START Materials provided

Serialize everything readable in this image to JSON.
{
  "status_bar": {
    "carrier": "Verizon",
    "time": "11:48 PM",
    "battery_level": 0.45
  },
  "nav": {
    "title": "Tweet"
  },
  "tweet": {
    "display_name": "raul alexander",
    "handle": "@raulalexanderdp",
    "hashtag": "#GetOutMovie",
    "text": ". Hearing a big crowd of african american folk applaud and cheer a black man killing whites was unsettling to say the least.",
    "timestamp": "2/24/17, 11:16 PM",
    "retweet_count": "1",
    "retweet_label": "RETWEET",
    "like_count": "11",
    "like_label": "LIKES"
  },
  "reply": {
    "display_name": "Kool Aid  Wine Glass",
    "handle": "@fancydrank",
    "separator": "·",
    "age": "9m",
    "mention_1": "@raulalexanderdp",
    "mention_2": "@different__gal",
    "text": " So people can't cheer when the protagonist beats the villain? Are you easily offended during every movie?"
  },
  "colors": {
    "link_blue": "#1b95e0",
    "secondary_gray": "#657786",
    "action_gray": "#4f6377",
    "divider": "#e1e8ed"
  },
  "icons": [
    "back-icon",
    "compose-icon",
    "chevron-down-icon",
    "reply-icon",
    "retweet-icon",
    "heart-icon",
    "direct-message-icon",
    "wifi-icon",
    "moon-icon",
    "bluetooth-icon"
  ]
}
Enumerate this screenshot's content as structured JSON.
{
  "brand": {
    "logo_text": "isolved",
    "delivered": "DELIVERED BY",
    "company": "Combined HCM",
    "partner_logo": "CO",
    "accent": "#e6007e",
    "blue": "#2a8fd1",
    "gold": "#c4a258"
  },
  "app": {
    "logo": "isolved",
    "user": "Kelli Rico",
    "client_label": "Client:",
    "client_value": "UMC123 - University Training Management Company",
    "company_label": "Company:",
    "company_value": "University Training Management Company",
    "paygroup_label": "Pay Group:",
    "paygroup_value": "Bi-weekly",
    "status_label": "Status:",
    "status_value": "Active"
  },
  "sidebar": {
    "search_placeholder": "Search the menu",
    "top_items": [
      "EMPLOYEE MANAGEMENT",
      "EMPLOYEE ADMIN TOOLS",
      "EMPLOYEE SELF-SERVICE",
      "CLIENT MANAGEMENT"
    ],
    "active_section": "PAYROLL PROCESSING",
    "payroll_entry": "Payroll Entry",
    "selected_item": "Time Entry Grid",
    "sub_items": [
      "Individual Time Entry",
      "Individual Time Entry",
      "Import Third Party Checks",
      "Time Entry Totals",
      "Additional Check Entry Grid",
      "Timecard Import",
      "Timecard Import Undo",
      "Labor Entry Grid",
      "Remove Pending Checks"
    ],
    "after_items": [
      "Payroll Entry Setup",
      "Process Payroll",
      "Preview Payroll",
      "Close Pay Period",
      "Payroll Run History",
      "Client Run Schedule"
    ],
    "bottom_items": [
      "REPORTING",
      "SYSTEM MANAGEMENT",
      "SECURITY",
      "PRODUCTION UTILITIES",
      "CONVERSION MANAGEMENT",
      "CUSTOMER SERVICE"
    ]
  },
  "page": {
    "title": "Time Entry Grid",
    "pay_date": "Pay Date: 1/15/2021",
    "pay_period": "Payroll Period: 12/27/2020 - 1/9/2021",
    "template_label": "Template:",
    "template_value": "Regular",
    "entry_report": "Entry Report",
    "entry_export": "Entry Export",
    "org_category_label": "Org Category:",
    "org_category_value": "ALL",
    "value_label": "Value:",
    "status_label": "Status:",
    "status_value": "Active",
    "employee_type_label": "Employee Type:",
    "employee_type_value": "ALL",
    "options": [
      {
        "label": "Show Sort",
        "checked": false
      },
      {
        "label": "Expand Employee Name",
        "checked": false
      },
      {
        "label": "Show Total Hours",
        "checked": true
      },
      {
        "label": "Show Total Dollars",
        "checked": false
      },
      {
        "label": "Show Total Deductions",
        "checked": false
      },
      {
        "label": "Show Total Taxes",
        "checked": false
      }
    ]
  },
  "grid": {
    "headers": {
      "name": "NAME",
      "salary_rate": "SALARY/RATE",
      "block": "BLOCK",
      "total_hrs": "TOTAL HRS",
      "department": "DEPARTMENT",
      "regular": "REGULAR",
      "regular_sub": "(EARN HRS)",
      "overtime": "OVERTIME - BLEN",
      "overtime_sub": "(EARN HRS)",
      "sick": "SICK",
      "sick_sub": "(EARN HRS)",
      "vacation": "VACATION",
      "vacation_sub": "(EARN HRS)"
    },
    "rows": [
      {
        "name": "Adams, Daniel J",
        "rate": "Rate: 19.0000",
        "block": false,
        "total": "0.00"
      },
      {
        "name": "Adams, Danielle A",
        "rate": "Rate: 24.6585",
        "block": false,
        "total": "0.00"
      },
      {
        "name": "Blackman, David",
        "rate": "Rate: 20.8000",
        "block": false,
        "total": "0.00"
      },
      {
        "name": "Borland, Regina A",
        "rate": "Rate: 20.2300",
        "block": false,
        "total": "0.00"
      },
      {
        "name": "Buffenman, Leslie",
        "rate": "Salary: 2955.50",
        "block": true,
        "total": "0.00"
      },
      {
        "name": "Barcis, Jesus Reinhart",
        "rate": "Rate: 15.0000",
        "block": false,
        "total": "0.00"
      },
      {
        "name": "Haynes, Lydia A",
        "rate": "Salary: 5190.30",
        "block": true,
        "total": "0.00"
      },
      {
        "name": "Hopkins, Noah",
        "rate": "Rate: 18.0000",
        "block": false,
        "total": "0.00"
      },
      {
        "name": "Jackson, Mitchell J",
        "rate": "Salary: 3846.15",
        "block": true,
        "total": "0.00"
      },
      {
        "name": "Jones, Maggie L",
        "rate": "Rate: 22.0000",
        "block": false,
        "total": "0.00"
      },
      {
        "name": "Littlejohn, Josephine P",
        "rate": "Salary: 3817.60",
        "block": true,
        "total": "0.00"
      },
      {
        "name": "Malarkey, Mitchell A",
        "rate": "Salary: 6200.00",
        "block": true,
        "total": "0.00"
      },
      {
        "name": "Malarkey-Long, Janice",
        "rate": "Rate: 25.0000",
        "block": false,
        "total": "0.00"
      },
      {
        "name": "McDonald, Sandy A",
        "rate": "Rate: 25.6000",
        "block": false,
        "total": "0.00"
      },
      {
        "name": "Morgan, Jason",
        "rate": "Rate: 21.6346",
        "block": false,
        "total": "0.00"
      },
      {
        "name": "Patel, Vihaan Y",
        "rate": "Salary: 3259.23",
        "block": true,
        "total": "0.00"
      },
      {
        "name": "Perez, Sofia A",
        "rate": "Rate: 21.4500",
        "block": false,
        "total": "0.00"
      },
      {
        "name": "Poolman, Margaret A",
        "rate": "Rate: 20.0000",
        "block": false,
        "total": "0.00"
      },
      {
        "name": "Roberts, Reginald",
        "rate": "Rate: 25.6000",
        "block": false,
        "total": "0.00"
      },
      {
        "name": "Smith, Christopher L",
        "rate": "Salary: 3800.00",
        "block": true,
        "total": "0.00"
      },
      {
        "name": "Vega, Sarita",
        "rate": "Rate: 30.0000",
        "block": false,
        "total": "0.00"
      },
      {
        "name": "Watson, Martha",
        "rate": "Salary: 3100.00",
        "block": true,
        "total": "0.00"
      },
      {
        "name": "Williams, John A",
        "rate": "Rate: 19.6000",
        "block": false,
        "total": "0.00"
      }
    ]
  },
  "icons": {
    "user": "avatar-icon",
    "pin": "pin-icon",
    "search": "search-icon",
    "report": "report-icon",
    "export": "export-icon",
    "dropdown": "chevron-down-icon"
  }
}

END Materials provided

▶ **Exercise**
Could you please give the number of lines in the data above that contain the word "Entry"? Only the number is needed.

▶ **Result**
11